The photometric FWHM determinations were compared with spectroscopic FWHM values measured from near-simultaneous spectra, obtained with the instrument OSIRIS on the Gran Telescopio Canarias (GTC) using (IAC) Director's Discretionary Time. The results agree within 10%, thus proving that the FWHM of the Halpha lines in BHXBs can be recovered using photometric techniques.
GTC spectra of the 4 BHXBs, obtained simultaneously with the WHT observations. The transmission curves of the r-band and Halpha filters are plotted in red.
Credit: J. Casares and M.A.P. Torres. Large format: [ PNG
This research opens the door to efficient selection of BHXBs since very deep gravitational wells are required to produce Halpha lines broader than FWHM > 2200 km/s.
Monte Carlo simulations have shown that a cut-off at FWHM > 2200 km/s would allow selection of half of the BHXBs while rejecting other (dominant) populations of Halpha sources.
It is estimated that a survey of ~1000 square degrees of the Galactic plane at signal-to-noise-ratio SNR~50 and depth r~22, using this filter strategy, would unveil around 50 new BHXBs, a three-fold improvement over the current population. Such a survey would also provide a detailed census of other Galactic populations of interest, most notably short-period (eclipsing) cataclysmic variables, neutron star X-ray binaries and ultra-compact binaries.
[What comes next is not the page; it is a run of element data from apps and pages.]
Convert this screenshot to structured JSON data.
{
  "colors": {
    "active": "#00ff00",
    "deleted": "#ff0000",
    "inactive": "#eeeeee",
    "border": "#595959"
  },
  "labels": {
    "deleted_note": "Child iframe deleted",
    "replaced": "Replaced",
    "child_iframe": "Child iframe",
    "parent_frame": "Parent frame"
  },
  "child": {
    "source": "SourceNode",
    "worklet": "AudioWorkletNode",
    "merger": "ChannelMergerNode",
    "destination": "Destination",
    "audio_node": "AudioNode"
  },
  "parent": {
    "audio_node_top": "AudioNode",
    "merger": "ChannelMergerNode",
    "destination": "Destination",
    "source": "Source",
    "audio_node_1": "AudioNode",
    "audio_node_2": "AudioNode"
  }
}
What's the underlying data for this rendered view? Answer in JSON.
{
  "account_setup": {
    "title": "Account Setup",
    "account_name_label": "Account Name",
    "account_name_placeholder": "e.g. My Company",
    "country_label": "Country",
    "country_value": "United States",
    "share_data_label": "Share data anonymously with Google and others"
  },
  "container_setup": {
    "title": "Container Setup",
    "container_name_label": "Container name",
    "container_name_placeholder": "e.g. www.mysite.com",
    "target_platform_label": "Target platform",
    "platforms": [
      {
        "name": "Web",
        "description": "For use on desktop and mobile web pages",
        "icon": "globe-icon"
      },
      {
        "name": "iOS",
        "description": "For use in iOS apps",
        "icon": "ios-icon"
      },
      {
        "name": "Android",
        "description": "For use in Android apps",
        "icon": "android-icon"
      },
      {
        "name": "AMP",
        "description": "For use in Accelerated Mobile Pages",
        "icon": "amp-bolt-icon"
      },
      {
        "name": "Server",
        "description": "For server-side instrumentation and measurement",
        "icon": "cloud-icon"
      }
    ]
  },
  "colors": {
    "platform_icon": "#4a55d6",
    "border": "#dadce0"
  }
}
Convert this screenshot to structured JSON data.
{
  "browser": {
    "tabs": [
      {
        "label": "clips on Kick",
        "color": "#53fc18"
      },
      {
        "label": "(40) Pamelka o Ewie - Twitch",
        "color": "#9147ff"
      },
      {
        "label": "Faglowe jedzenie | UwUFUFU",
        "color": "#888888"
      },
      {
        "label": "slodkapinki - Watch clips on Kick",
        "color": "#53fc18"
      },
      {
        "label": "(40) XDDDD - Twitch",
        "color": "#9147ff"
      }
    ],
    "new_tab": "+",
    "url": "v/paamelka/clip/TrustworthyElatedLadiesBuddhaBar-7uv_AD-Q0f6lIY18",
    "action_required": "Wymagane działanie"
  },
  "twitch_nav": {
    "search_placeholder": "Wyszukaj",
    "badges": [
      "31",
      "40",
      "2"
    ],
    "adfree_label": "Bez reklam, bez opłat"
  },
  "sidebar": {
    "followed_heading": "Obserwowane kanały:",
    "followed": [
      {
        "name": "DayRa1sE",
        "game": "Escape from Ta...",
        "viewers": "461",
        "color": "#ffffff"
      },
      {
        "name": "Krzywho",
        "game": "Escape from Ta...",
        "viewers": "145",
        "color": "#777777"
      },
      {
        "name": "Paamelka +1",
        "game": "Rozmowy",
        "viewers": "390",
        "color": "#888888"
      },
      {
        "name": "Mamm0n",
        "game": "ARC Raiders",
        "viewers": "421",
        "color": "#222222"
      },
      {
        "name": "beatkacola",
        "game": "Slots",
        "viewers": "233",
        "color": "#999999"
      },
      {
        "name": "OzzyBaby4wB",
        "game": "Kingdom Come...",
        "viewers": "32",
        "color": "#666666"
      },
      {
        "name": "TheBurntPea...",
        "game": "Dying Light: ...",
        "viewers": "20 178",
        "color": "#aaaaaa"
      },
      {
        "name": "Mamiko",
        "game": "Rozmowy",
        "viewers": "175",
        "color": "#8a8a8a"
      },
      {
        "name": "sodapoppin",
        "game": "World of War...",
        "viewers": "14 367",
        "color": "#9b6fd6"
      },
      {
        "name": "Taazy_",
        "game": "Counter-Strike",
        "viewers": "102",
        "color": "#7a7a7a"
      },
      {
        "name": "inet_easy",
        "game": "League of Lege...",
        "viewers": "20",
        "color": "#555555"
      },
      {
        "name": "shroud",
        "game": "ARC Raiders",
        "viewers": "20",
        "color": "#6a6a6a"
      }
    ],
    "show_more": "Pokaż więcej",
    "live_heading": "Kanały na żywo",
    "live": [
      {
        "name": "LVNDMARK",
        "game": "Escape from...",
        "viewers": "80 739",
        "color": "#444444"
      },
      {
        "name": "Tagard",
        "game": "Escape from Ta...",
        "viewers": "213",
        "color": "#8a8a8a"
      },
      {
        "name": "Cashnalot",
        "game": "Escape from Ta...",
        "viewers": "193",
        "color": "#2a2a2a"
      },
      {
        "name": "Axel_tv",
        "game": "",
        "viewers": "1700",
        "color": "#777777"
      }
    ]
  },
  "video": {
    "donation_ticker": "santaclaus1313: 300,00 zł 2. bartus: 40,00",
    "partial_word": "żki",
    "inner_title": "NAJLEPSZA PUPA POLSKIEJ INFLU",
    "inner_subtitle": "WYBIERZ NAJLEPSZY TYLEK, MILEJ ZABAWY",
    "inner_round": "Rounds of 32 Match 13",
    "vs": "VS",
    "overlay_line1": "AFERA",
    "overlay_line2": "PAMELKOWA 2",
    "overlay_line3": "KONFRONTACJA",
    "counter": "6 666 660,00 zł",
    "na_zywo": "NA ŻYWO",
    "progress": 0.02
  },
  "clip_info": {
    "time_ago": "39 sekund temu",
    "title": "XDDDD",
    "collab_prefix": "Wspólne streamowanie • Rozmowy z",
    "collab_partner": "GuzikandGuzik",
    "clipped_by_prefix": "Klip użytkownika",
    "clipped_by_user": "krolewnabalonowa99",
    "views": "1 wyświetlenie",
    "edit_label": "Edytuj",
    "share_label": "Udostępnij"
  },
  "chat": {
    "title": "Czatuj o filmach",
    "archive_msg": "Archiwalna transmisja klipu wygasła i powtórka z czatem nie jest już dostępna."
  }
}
J. Casares, M.A.P. Torres, 2018, "A feasibility study on the photometric detection of quiescent black hole X-ray binaries", MNRAS, 481, 4372 [ MNRAS | ADS ]
J. Casares, 2018, "Hibernating black holes revealed by photometric mass functions", MNRAS, 473, 5195 [ MNRAS | ADS ]
"Astronomers propose a new method for detecting black holes", IAC press release, 19 October 2018.